The ABO blood group system was first discovered in 1901 by Karl Landsteiner. In 1902 Sturli and Von Decastello discovered the AB group. The ABH antigens do not develop until about 6 weeks of fetal life and the concentration of antigens increases until 3-4 years of age and level out. Antibodies to the ABO blood group are naturally occurring, meaning that the body will develop immunity without previous exposure to the other blood type antigens. They are high titer antibodies and will bind an activate complement in vivo. Antibodies are not able to be detected in serum until 3-6 months of age and titers decrease markedly after the age of 65.

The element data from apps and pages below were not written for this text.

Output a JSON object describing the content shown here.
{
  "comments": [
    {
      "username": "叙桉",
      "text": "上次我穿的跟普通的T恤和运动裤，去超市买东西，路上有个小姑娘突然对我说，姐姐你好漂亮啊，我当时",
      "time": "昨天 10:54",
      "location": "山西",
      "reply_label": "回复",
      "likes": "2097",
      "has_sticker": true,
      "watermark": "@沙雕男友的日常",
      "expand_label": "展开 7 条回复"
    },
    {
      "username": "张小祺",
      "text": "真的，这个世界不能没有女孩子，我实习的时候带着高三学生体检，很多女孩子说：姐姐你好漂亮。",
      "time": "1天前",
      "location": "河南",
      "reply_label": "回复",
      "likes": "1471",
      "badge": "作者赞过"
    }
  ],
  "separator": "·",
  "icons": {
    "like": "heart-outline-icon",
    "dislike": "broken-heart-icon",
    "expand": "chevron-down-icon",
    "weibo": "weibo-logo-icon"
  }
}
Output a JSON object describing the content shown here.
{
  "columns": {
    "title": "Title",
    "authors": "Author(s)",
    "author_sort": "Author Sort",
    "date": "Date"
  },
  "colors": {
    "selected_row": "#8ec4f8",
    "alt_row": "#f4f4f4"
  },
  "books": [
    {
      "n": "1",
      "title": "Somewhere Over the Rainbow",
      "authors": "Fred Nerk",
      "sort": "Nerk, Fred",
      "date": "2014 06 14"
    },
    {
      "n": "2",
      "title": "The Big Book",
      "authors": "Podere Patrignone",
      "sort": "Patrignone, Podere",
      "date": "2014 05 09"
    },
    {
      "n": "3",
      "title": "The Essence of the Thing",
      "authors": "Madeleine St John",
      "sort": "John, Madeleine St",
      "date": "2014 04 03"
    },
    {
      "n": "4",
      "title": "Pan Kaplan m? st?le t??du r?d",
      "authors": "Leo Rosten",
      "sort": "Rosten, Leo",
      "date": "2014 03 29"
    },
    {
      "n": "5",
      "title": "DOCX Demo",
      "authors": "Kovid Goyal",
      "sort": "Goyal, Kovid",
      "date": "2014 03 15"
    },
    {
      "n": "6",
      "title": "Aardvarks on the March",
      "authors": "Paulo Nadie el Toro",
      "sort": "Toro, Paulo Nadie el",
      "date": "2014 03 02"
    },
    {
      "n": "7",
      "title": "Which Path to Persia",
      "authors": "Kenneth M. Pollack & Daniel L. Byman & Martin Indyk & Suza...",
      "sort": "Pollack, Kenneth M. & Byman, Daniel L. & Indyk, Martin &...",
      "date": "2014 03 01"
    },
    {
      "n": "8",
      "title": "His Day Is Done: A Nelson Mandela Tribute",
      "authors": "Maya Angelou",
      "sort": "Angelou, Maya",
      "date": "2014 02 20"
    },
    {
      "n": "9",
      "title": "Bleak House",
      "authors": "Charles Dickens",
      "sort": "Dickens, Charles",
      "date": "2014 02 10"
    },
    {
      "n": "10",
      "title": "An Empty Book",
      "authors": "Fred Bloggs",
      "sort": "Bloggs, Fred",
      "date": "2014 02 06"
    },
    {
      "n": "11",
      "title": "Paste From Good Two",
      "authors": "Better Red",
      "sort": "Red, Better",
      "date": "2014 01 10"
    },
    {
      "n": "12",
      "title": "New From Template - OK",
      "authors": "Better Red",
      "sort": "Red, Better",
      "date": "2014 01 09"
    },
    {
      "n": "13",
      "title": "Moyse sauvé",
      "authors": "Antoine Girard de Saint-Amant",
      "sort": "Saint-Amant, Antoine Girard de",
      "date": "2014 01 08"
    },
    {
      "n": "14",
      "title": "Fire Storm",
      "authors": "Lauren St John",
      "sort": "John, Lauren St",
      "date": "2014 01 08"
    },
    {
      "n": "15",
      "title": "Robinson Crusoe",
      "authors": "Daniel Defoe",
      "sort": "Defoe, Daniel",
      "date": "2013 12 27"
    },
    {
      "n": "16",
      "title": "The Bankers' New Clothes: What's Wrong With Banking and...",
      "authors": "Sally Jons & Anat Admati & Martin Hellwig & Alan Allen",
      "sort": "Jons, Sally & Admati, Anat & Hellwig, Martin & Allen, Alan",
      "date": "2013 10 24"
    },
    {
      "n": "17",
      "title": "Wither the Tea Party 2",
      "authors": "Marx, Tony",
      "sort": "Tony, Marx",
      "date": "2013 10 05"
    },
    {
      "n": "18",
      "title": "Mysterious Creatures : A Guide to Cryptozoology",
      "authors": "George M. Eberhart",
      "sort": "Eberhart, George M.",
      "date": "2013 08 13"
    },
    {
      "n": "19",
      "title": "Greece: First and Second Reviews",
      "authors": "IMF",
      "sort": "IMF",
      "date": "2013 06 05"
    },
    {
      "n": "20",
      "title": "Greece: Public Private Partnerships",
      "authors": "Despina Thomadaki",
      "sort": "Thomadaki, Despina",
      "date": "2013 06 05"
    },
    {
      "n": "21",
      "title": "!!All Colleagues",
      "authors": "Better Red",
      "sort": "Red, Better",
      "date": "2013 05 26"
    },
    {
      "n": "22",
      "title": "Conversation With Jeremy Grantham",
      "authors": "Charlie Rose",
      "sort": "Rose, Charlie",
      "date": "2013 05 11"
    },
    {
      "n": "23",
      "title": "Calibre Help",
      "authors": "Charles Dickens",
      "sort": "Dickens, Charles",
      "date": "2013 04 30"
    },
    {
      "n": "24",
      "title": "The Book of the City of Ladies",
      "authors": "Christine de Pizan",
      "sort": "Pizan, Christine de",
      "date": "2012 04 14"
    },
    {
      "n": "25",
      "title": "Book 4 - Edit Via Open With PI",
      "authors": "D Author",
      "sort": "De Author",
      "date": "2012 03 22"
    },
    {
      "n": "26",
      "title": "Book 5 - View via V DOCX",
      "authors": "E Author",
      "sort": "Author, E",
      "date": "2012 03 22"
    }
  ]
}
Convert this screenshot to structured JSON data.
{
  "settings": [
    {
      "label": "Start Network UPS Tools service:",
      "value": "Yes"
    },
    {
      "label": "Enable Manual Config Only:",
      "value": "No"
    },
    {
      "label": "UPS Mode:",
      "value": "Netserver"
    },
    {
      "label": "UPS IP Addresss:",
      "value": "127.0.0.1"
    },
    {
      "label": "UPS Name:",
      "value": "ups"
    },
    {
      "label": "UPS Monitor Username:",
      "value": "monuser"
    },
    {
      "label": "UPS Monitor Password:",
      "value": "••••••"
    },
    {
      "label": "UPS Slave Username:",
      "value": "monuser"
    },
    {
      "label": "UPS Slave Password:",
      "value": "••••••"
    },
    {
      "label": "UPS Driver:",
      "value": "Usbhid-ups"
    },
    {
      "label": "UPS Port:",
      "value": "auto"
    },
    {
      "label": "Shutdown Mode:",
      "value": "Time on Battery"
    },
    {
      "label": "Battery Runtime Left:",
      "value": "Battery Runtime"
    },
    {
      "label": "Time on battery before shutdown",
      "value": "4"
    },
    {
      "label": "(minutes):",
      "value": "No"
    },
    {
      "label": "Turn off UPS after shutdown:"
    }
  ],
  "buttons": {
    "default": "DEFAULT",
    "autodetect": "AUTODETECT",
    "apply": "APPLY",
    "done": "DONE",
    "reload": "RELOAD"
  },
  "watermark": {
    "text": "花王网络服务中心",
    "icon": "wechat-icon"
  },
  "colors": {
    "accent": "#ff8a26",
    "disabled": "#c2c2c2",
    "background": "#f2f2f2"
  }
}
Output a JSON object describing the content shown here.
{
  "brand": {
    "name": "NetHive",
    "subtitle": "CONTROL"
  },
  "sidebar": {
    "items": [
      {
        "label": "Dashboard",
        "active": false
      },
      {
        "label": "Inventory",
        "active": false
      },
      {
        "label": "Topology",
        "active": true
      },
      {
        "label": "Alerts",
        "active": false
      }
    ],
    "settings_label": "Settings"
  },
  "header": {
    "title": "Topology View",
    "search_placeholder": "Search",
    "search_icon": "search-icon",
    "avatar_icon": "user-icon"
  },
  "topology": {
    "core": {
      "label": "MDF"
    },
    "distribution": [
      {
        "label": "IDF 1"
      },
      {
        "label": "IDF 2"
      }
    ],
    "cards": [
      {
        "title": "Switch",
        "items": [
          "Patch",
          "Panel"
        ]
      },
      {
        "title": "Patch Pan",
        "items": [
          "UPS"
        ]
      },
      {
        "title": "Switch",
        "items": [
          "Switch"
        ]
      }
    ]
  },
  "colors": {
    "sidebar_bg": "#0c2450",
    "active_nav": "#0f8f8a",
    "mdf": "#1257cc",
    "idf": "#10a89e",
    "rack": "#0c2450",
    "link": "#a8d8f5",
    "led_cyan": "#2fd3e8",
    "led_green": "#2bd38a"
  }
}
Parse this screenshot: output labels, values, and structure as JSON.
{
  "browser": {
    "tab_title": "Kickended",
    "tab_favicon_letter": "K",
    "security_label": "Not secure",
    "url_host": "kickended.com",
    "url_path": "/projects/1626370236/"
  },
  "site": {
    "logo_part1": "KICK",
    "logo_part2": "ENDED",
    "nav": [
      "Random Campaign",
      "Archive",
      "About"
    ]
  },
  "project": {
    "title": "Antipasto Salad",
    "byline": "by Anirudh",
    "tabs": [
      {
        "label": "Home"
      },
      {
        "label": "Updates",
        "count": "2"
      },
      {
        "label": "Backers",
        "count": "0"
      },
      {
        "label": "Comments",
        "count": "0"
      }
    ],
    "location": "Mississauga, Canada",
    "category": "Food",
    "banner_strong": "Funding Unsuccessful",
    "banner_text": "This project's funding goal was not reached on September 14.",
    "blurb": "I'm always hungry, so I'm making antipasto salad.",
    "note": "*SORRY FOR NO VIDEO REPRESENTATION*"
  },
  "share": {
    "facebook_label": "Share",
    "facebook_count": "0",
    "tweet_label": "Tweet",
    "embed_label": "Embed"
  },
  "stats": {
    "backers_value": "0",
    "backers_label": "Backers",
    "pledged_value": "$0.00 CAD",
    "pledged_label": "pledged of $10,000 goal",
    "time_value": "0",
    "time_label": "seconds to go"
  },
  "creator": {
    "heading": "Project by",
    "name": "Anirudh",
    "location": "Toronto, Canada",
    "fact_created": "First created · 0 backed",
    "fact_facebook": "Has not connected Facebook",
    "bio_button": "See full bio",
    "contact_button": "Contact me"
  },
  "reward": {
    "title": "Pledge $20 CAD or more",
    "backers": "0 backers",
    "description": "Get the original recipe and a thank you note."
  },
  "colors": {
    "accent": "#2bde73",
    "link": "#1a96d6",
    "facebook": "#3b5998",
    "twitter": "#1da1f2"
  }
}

When classifying an individuals blood type is it typically referred to by the forward and reverse groupings. For example, if someone is blood type A, they will have naturally occurring antibodies to type B. That is why it is very important when selecting blood products for a patient that every precaution is taken to match the blood types as best as possible. The ABO antibodies are clinically significant and the hemolytic reactions are immediate and hemolytic.


The ABH genes that encode for the ABO blood group system encode for a glycosyl transferase enzyme that adds a specific monosaccharide to a precursor substance which results in a distinguishable antigenic structure. The B gene encodes for a-3-D-galactosyltransferase which adds the D-galactose sugar resulting in the B antigen on the RBC surface. The A gene encodes for a-3-N-acetylgalactosaminyltransferase which adds the N-acetyl-D-galactosamine sugar resulting in the A antigen. The H gene encodes for the a-2-L-fucosyltransferase which adds the L-fucose sugar resulting in the H antigen.

The ABH antigens are membrane bound glycolipids. All ABH antigens have type 2 precursors that are chains linked by a 1,4 linkage. To have an A antigen, the H antigen MUST be present. Same with the B antigen, but absence of the A and B antigens with the H antigen present is considered type “O”. The ABO genes are located on chromosome #9 and there are 4 major alleles; A1, A2, B and O. A1 is codominant with B. A2 is recessive to A1, but also codominant with B. O is recessive to all other alleles. The H gene is located on chromosome #19 and there are 2 alleles that can be expressed. H encodes for fucosyltransferase, and “h” is an amorph. Individuals that have the phenotype “hh” are considered to have the bombay phenotype and are extremely rare. These individuals will not produce the H antigen, therefore there are no A or B antigens as well. It doesn’t matter if the genes for the A and B antigens are present, without the H antigen, there can be no A or B antigen production.

ABO antibodies are primarily IgM that react at room temperature and sometimes at 37 degrees celsius. The antibodies follow Landsteiners law which states an individual possesses antibodies to ABO antigens that are absent from their own cells. As mentioned above, the forward and reverse grouping should agree. If there is a discrepancy there is further testing that can be done to distinguish the problem. Discrepancies can be found in a previous article written titled “ABO discrepancies”. One such test is called the anti-A1 lectin test. 1-8% of A2 individuals will develop anti-A1, although not clinically significant, it can cause discrepancies. Lectin is a plant seed extract that agglutinates specific human cells. It agglutinates to A1 cells, but not A2 cells. Its possible to use this test to help resolve discrepancies.

Stay tuned for the next blood group system discussed.